The statement said that the network, with a secretariat hosted by the WHO Hub for Pandemic and Epidemic Intelligence, brings together experts worldwide at the cutting-edge of genomics and data analytics, from governments and stakeholders
According to it, all the experts share a common goal to detect and respond to disease threats before they become epidemics and pandemics, and to optimize routine disease surveillance.
Dr Tedros Ghebreyesus, WHO Director-General, said that the goal of the new network was ambitious, but it can also play a vital role in health security.
Ghebreyesus said it would give every country access to pathogen genomic sequencing and analytics as part of its public health system.
“As was so clearly demonstrated to us during the COVID-19 pandemic, the world is stronger when it stands together to fight shared health threats.
“COVID-19 highlighted the critical role pathogen genomics plays in responding to pandemic threats.
“Without the rapid sequencing of the SARS-COV-2 genome, vaccines will not have been as effective, or have been made available so quickly,” he said.
According to him, more transmissible variants of the virus will not have been as quickly identified.
WHO boss said that genomics lies at the heart of effective epidemic and pandemic preparedness and response.
He said the genomics was also part of the ongoing surveillance of a vast range of diseases, from foodborne diseases and influenza to tuberculosis and HIV.
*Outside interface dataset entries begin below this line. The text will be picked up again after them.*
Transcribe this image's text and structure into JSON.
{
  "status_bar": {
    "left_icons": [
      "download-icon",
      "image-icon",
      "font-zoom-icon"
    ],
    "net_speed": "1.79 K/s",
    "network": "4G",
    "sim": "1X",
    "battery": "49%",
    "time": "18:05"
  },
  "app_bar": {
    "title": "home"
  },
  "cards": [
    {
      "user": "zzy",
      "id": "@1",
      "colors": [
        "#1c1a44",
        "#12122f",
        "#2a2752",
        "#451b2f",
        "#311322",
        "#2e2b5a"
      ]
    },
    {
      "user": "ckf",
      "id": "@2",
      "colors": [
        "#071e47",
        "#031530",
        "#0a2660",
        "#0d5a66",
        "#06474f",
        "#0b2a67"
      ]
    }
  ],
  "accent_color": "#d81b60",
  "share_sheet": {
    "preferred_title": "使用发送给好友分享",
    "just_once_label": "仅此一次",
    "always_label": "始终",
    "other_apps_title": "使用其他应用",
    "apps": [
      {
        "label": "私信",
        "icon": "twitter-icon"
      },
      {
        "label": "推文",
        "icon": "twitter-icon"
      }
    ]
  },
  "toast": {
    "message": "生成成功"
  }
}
According to him, its use in monitoring the spread HIV drug resistance for example, has led to antiretroviral regimes that have saved countless lives.
Dr Rajiv Shah, President of The Rockefeller Foundation, said that global collaboration in pathogen genomic surveillance has been critical as the world fights COVID-19 together.
“IPSN builds upon this experience by creating a strong platform for partners across sectors and borders to share knowledge, tools, and practices to ensure that pandemic prevention and response is innovative and robust in the future.
“Despite recent scale-up in genomics capacity in countries as a result of the COVID-19 pandemic, many still lack effective systems for collecting and analysing samples or using those data to drive public health decision-making
“There is not enough sharing of data, practices, and innovations to build a robust global health surveillance architecture.
“Budgets that soared during the pandemic, allowing a rapid build-up of capabilities, are now being slashed, even in the wealthiest countries,” Shah said.
Ms Josefina Campos, Director, National Genomics and Bioinformatics Center at ANLIS Malbrán, Argentina, said that diseases do not respect borders: a disease threat in one country is also a threat to others.
“Argentina is deeply invested in building our own country capacity in pathogen genomics and the capacity of other countries,”
“We look forward to collaborating with IPSN members to achieve our common goal of preventing illness and saving lives,” Campos said.
She said that the network would tackle the challenges through a global network, connecting geographies and disease-specific networks, to build a collaborative system to better detect, prevent and respond to disease threats.
According to her, members will work together in dedicated groups focusing on specific challenges, supported by funding through the IPSN to scale-up ideas and projects in pathogen genomics.
“By connecting countries, regions, and wider stakeholders, the IPSN will help to increase critical capacity, amplify regional and country-level voices, and strengthen their priorities,” she said.